The Ontario Progressive Conservative Party will have their new leader soon.
The announcement is expected when they host their convention Saturday.
There are two candidates looking to lead the party. Christine Elliot is the MPP for Whitby-Oshawa. The other candidate is Patrick Brown. Brown is currently the MP for Barrie.
Political science professor at Western University, Cristine de Clercy, says Elliot has a lot of support in different areas.
“She seems to be running a ‘big tent’ campaign. She’s done a great job gaining support from a lot of different areas in the Tory party.
Some local endorsements for Elliot include MP Ed Holder, Joe Preston, the Western University Conservative group and former city councillor Nancy Branscombe.
Although, she says that Brown may have of a narrow group of supporters, they’re still a very dedicated group.
“Particularly social conservatives and some physical conservatives. They really do value and want to promote centre-right policies.”
Endorsements for Patrick Brown include former NHL players Wayne Gretzky and Gary Freeman. He also has the support from former leadership candidate, Monte McNaughton. He is currently the MPP for Lambton-Kent-Middlesex.
Cristine de Clercy says when the winner is chosen, there’s one big ‘elephant in the room’ they need to address.

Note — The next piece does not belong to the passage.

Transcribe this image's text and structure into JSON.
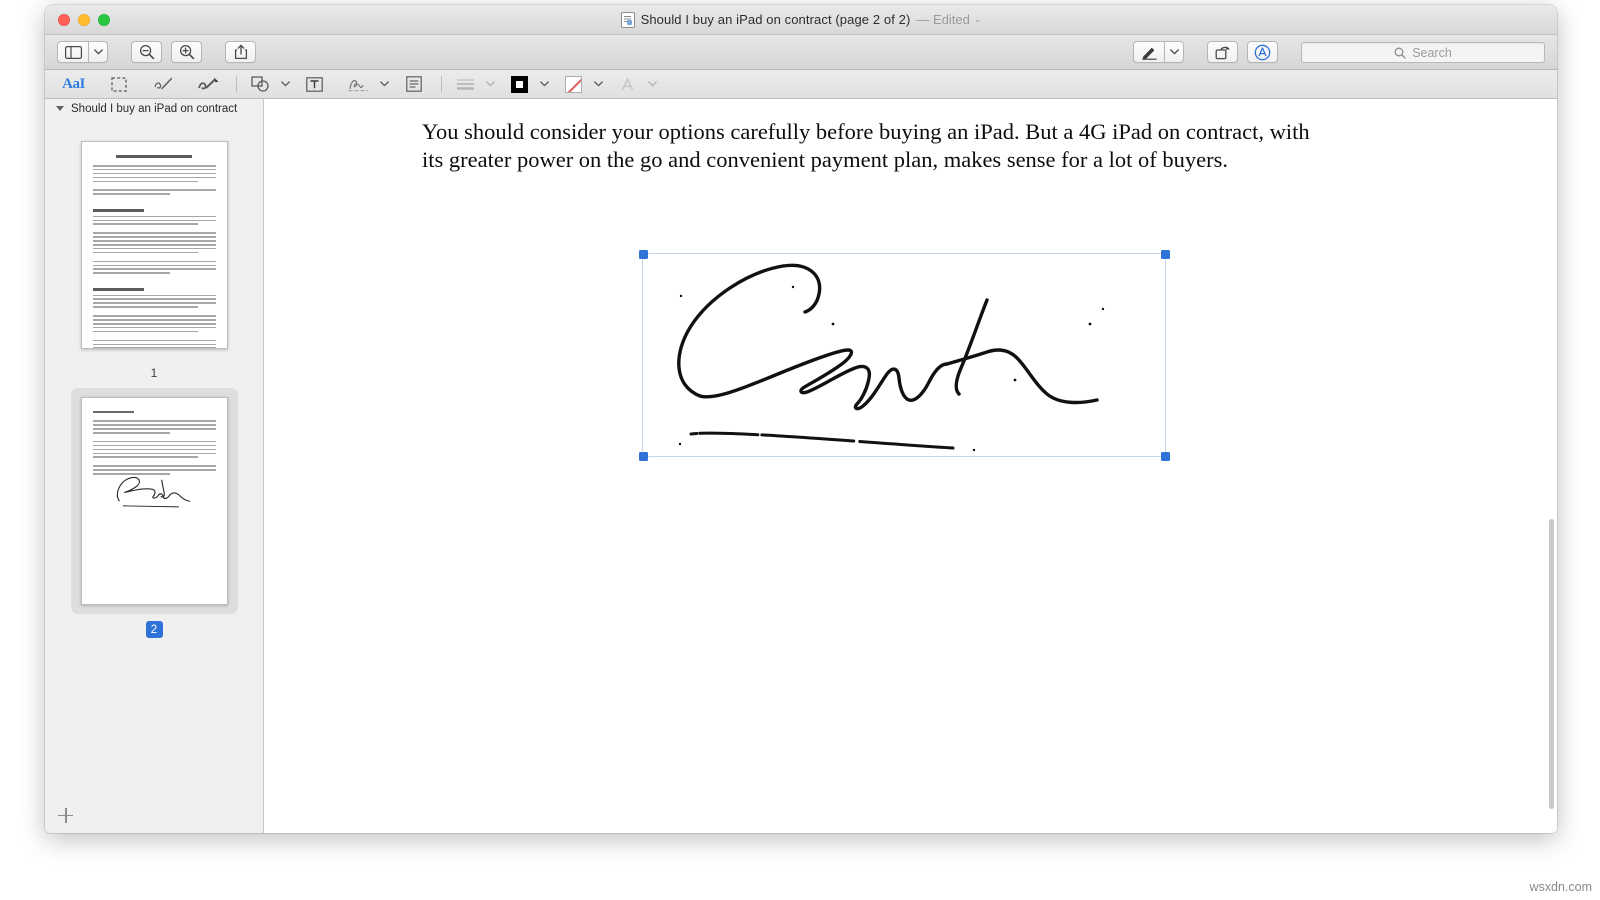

“Unify this party. It’s very clear through the last two leaders, Mr. (John) Tory and Mr. (Tim) Hudak that there was a number of problems with the group, including on the senior level.”
However, she says if they can work everything out, this party is still very strong and could make quite the move in the next election.
“Structurally and ideologically, can it over come the number of problems that dogged it and really undercut the gains it could of made in the past? That’s really up to the leader. Also, it’s up to the party and what choices they want to make going forward.”
During the race, former candidate Monte McNaughton and Christine Elliot had a lot of friction. Although Clercy says this kind of friction is good and bad.
“Leadership races are good for parties and they’re bad for parties. They’re good because it’s competitive which gets the members off the couch and contest issues and policies within the party. The flipside is that these kind of races can get very divisive. There always some kind of friction in a leadership race between key people. They have and let’s call them ‘passionate discussions.’ Especially about key people and key issues.”
She says there’s an important element after the leader is picked.
“The thing is, the successful parties, the ones that go one to form the government are the ones that can mend fences, pull together rather than continue to fall in descent and work as a team. This is one of the major tests for the new leader. How they handle their critics, competitors and if they can set aside their petty differences and narrow self interests. If they can work it out, that will be the mark of an excellent leadership.”
The leadership race comes after Tim Hudak stepped down last year. This was due to the poor results party had in the 2014 election and being the second election he lost as leader.